_WORK TASK_
Identify each line in the records below that contains the word "into", and copy it.

_EXTRACTED RECORDS_
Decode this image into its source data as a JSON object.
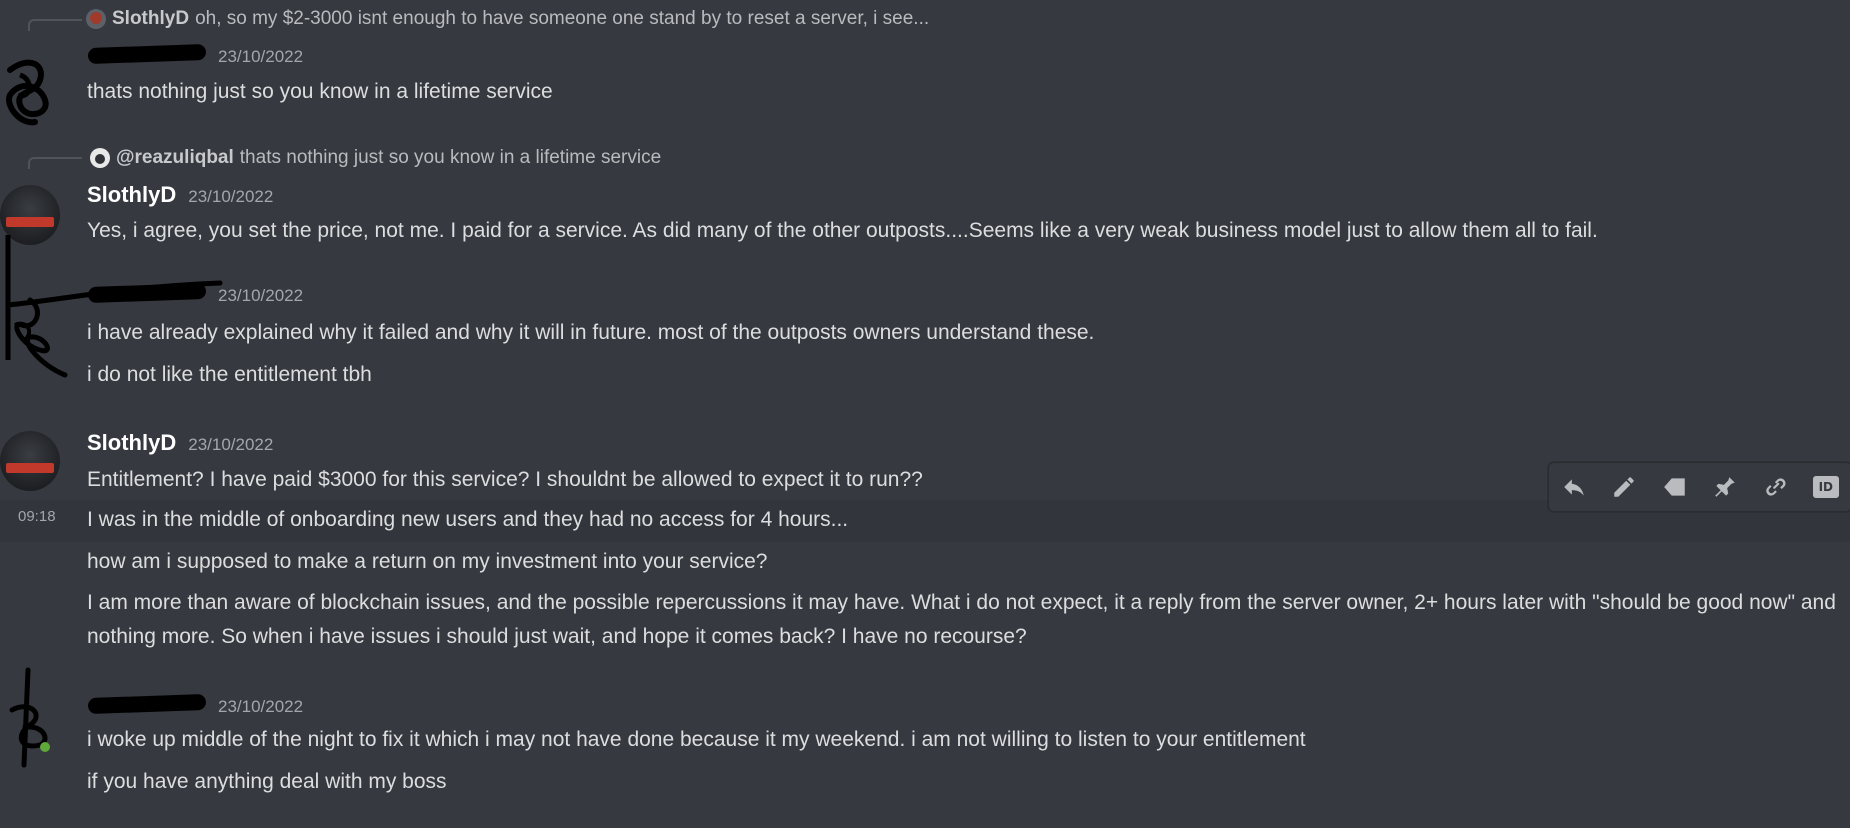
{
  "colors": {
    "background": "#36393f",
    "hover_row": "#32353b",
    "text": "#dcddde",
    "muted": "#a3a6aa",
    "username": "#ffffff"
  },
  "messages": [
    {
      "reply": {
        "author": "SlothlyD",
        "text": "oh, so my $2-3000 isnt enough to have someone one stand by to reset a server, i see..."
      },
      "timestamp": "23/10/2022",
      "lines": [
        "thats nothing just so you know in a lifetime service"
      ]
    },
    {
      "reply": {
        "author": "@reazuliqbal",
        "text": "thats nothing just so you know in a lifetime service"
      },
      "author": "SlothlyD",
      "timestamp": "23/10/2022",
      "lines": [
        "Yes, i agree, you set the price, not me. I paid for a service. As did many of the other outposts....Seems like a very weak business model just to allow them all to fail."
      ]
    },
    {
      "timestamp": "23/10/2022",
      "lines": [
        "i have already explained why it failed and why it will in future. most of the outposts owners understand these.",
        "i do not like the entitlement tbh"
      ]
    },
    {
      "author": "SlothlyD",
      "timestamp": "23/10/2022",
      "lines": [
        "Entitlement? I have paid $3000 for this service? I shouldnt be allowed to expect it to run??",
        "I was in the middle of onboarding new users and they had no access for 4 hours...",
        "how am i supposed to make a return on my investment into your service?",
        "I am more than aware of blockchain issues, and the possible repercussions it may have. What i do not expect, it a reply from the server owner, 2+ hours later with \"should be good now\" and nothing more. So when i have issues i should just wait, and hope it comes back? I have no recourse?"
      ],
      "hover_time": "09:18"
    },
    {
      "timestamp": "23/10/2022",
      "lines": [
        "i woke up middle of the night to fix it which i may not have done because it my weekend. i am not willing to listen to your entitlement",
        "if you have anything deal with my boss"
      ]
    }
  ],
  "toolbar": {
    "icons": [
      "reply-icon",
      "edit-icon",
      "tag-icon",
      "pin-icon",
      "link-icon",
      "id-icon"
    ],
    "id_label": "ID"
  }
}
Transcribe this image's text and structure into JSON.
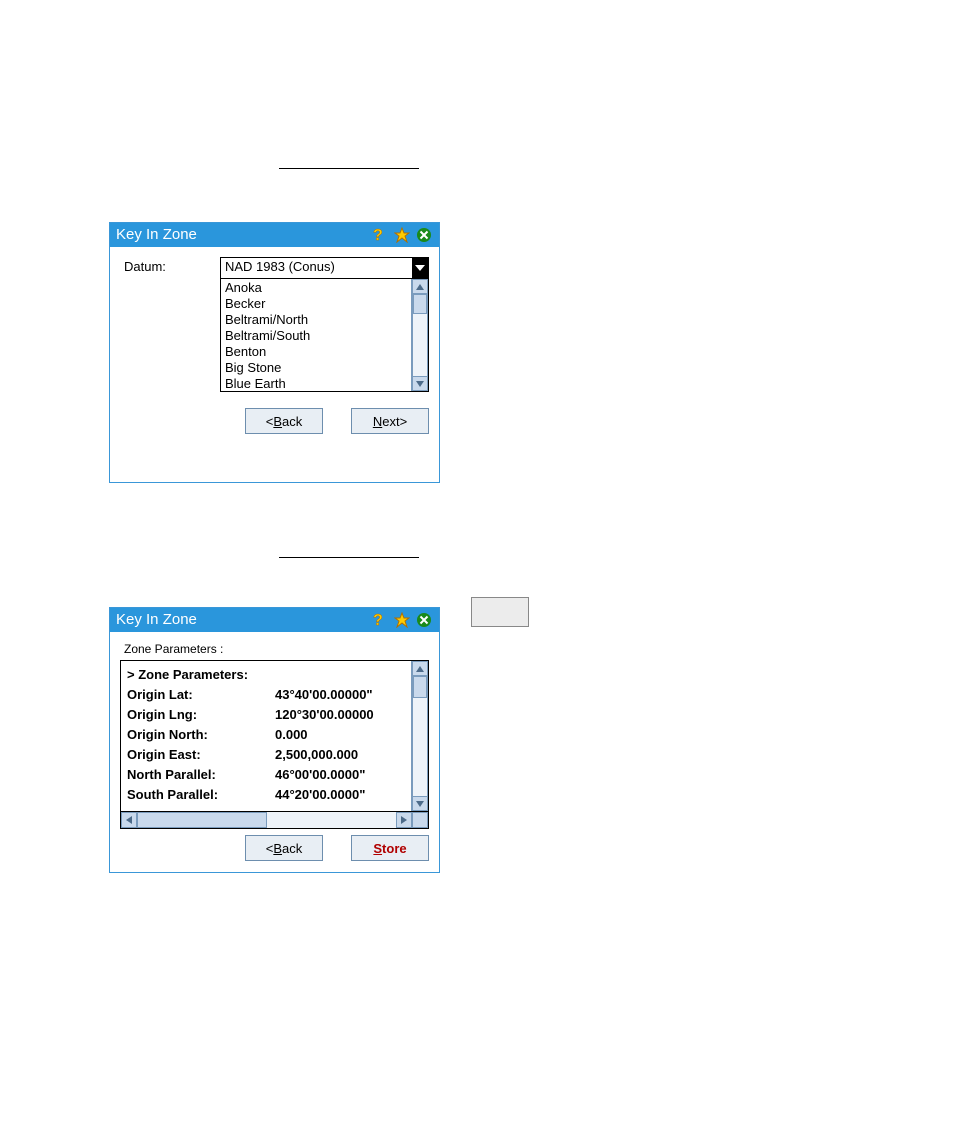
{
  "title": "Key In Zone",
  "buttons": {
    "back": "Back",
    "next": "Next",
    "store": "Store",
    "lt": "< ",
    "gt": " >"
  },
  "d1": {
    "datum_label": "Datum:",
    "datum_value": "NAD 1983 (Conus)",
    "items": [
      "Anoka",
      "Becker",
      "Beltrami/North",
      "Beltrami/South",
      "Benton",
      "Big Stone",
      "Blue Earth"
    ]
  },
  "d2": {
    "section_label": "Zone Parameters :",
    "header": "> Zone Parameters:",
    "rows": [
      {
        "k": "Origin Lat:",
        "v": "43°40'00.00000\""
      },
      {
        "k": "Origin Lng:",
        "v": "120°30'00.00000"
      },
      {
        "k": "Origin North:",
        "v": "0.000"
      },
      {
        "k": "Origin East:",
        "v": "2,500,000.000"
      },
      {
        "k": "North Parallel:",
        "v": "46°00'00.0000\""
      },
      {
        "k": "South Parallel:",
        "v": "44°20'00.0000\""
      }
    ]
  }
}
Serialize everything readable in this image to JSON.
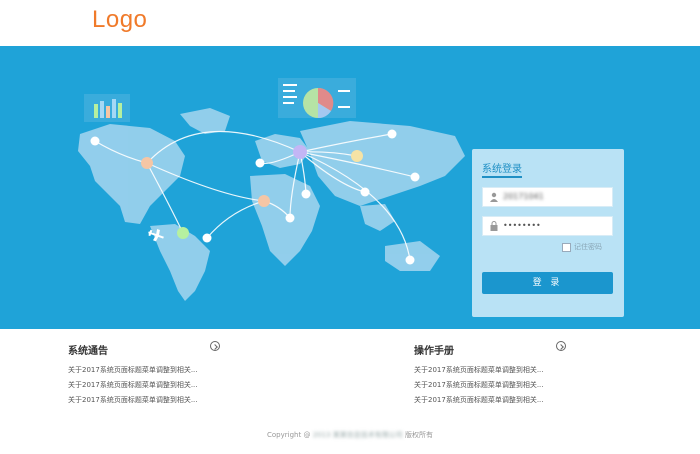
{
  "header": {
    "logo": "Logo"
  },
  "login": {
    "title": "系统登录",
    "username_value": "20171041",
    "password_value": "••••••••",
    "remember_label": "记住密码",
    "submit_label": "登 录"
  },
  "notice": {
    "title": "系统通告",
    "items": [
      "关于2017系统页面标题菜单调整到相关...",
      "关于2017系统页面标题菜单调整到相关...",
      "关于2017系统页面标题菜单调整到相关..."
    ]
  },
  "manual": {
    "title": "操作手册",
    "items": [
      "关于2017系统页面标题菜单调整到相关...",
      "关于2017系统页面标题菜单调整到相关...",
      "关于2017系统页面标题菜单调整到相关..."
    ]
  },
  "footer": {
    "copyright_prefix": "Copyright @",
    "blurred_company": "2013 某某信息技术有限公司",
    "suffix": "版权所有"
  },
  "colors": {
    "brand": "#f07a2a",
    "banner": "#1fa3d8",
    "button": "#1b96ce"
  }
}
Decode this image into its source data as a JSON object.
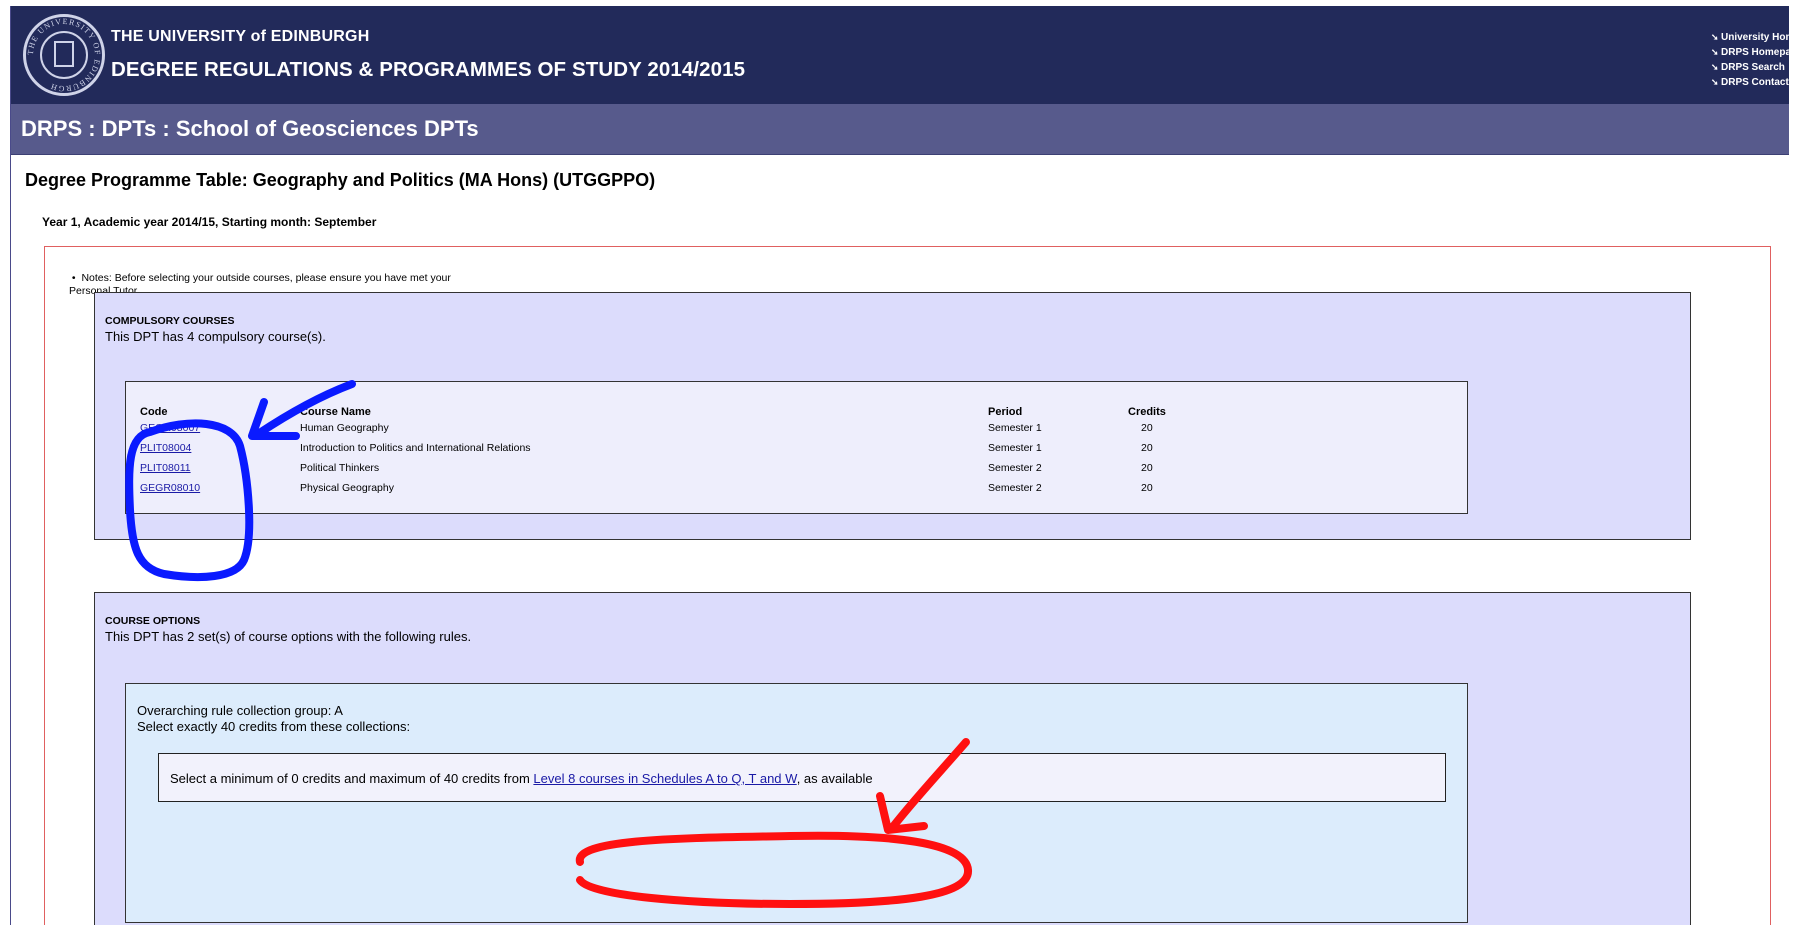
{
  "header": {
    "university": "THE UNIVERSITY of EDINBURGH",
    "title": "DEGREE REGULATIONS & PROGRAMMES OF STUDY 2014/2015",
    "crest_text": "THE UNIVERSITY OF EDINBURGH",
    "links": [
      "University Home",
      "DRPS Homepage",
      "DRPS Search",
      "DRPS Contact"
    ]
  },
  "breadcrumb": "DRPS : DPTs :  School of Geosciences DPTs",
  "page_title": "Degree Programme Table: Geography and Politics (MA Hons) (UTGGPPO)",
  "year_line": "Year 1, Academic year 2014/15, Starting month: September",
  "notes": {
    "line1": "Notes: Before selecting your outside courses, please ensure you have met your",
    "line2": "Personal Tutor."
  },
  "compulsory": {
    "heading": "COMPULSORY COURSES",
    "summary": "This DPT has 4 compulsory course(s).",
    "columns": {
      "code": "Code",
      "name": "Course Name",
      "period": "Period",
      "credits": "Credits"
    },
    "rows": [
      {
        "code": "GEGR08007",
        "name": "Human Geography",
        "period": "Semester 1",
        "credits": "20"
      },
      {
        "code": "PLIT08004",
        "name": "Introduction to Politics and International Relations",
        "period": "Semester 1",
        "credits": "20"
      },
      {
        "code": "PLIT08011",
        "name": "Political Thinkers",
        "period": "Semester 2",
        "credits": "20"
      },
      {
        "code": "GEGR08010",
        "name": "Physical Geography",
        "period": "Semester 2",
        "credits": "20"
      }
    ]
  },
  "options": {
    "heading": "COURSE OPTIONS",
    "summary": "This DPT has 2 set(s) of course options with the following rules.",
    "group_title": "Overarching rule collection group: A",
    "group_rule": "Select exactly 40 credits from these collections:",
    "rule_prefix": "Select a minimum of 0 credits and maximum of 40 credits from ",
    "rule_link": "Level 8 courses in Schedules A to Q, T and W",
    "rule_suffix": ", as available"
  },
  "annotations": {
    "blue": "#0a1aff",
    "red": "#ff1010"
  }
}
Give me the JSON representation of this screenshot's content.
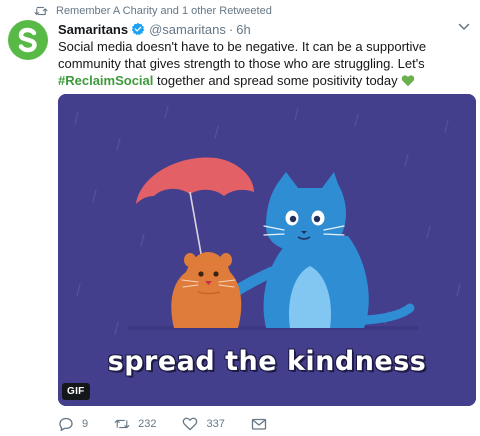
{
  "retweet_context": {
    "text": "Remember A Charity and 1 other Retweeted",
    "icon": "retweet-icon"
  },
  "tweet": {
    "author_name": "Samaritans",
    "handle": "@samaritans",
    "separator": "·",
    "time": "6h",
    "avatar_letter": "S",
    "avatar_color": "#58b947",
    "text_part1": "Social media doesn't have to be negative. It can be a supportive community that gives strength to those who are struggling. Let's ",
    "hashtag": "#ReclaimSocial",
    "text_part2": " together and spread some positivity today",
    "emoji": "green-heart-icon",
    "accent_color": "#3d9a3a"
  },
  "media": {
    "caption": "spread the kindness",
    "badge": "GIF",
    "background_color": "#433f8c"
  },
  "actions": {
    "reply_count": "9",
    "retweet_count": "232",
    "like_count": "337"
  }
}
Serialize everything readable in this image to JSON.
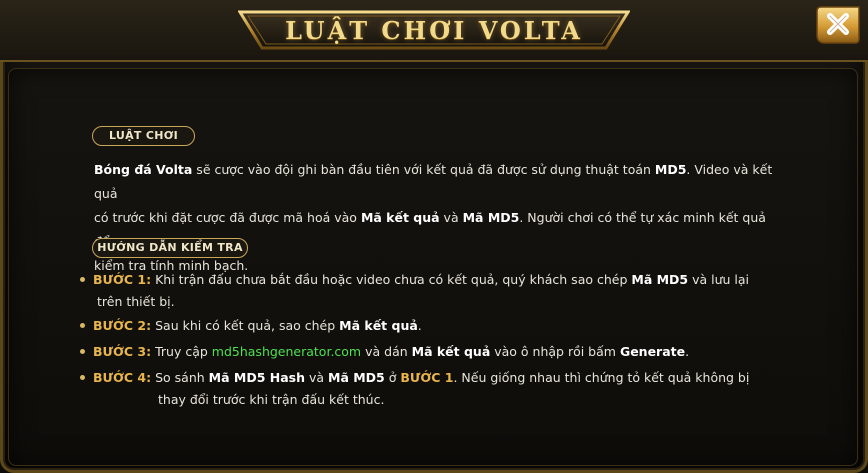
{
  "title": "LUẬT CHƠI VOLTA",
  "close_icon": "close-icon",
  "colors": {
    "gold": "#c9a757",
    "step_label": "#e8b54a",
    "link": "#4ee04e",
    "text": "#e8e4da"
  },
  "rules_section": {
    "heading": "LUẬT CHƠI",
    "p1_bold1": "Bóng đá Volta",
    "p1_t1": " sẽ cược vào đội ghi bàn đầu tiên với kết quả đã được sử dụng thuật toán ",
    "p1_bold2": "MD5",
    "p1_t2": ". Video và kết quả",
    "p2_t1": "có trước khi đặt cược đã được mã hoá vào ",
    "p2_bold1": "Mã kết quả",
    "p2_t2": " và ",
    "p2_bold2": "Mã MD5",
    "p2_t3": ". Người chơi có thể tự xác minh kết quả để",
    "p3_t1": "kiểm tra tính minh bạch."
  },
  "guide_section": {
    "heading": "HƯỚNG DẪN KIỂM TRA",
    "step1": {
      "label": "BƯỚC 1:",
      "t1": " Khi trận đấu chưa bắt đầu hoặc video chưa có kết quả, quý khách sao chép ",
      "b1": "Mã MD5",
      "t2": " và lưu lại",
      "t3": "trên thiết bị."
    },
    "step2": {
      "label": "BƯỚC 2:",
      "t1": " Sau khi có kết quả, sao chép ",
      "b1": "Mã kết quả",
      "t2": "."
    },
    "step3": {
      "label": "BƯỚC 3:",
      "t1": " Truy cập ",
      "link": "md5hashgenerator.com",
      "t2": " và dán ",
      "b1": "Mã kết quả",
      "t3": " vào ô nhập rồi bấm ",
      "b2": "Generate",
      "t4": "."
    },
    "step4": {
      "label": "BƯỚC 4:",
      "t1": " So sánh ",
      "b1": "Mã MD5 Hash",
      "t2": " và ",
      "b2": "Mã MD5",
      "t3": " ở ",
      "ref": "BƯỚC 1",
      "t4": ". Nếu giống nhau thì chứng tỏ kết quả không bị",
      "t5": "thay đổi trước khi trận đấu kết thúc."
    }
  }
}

_RESPONSE TO THIS TASK_
Decode this image into its source data as a JSON object.
        "how am i supposed to make a return on my investment into your service?",
Transcribe this image's text and structure into JSON.
Decode this image into its source data as a JSON object.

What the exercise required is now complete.